MEPS prepress abstract  -  DOI: https://doi.org/10.3354/meps12482

Albatross-borne loggers show feeding on deep-sea squids: implications for the study of squid distributions

Bungo Nishizawa*, Takanori Sugawara, Lindsay C. Young, Eric A. Vanderwerf, Ken Yoda, Yutaka Watanuki

*Email: nishizawa@salmon.fish.hokudai.ac.jp

ABSTRACT: How surface-feeding albatrosses feed on deep-sea squids has long been a mystery. We investigated foraging behavior during daylight hours of 20 Laysan albatrosses Phoebastria immutabilis breeding in Hawaii using GPS and camera-loggers. The birds traveled to the North Pacific Transition Zone up to 600 km north of their breeding site. The camera images showed that Laysan albatrosses fed on large (~1 m body length), intact floating dead squids (6 events) and floating fragmented squids (10 events) over deep oceanic water (> 2000 m) while they flew in a straight path without sinuous searching. Feeding events on squids were not observed during the trip when fishing vessels were photographed and seemed to be distributed randomly and sparsely. Thus, this study suggests that Laysan albatrosses found large, presumably post-spawning, squids opportunistically while they were travelling during daylight hours. Although we did not find cetaceans in our surface pictures, we could not rule out the possibility that birds fed on squids, especially those fragmented, in the vomit of cetaceans in depth.

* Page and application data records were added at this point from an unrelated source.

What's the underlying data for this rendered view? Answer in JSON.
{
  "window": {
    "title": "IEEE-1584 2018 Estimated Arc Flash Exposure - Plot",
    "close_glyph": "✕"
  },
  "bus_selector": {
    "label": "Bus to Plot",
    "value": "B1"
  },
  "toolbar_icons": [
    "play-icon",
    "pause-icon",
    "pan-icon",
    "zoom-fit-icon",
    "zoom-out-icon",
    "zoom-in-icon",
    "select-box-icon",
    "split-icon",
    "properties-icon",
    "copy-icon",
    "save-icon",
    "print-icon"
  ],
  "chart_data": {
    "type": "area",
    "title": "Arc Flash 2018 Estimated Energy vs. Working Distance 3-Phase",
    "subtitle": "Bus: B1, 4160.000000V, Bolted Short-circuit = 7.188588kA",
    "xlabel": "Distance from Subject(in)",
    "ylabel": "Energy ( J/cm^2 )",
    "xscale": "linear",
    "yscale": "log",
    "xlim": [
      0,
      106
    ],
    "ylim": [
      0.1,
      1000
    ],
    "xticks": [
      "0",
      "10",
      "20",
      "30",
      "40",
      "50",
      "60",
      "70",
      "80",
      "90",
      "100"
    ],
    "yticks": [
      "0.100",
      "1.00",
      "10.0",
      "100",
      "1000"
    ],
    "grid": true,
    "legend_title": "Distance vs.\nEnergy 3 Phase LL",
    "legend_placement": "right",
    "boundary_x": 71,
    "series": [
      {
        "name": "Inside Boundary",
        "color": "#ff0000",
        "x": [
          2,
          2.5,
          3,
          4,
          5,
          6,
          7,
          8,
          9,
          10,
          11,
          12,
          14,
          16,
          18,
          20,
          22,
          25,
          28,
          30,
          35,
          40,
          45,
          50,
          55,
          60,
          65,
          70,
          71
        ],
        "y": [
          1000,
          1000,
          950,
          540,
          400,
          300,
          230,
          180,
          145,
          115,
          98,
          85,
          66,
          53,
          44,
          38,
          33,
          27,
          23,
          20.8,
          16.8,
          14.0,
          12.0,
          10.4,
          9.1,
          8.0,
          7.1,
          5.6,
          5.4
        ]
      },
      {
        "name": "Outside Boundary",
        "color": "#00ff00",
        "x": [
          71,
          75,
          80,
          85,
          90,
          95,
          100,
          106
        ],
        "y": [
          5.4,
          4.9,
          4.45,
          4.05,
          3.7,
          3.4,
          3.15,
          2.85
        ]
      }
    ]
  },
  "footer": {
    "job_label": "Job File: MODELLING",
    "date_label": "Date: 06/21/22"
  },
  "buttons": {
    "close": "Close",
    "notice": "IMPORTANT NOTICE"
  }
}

This study demonstrates the usefulness of combining animal-borne GPS and camera-loggers on wide-ranging top predators for studying the distribution of little known deep-sea squids and their importance in the diet of marine top predators.